While Funemployed went through its transformation, I made more games. Brian and I, with the help of a lot of other people, made a card game. I worked on prototypes for new experiences. I consulted with companies about design. I went to more conventions. On and on, the wheel turned, with nothing driving me forward except that one, singular desire–to create. I didn’t have an MBA that told me how to run a business. I didn’t have a design degree grounded in ‘the meaning of play.’ I didn’t have a network of individuals I could lean on when I started. All I had when I began this journey, the one thing that I can truly attribute to the distance I’ve travelled, is that singular desire, gnawing at my soul, whispering in the back of my head, ever since I held that Game Gear in my hands: you must make games.

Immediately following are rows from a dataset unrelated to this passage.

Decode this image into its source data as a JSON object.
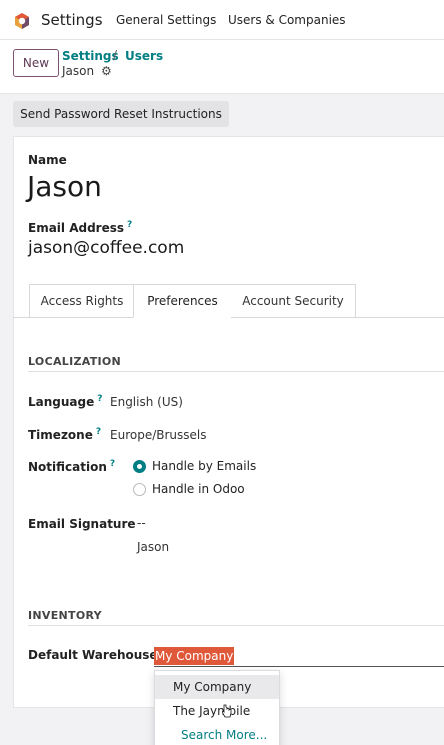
{
  "topbar": {
    "app_title": "Settings",
    "menu": [
      "General Settings",
      "Users & Companies"
    ],
    "logo_icon": "odoo-app-logo"
  },
  "controlbar": {
    "new_label": "New",
    "breadcrumb": [
      "Settings",
      "Users"
    ],
    "separator": "/",
    "record_name": "Jason",
    "gear_icon": "gear-icon"
  },
  "actions": {
    "reset_password": "Send Password Reset Instructions"
  },
  "form": {
    "name_label": "Name",
    "name_value": "Jason",
    "email_label": "Email Address",
    "email_help": "?",
    "email_value": "jason@coffee.com"
  },
  "tabs": [
    "Access Rights",
    "Preferences",
    "Account Security"
  ],
  "active_tab": "Preferences",
  "localization": {
    "heading": "LOCALIZATION",
    "language_label": "Language",
    "language_value": "English (US)",
    "timezone_label": "Timezone",
    "timezone_value": "Europe/Brussels",
    "notification_label": "Notification",
    "notification_options": [
      "Handle by Emails",
      "Handle in Odoo"
    ],
    "notification_selected": "Handle by Emails",
    "help": "?",
    "signature_label": "Email Signature",
    "signature_lines": [
      "--",
      "Jason"
    ]
  },
  "inventory": {
    "heading": "INVENTORY",
    "warehouse_label": "Default Warehouse",
    "warehouse_value": "My Company",
    "dropdown_options": [
      "My Company",
      "The Jayn bile",
      "Search More..."
    ]
  },
  "colors": {
    "brand": "#714b67",
    "accent": "#017e84",
    "selection": "#e0583a"
  }
}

I can’t control that voice, that side of me–it owns me. I can’t silence it, I can’t turn it off. It wants to talk. It wants to engage in the conversation of play. It drives me to read textbooks about game design. It drags me to hidden clubs to play local multiplayer games. It wakes me up at 3AM, demanding my attention. It’s loud, it’s obnoxious, and if I let it out, it won’t stop talking. Ever.

That voice will keep going forever–I feel it all the time. But I’ll stop here. For now. I talk about games a lot. When I’m not talking about them, I’m thinking about them. When I’m not thinking about them, I’m playing them. When I’m not playing them, I’m teaching them. Games are a part of my life.

If you ever want to talk to me about games, I’m–well–game! I’m right here on Fetchland. I’m on Twitter. I might even be at a convention. Feel free to say hi, shoot me a tweet, or leave a comment. I’m not going anywhere anytime soon. I’m a game designer, and I’m in the business of doing what I love: making games.

-Anthony Conta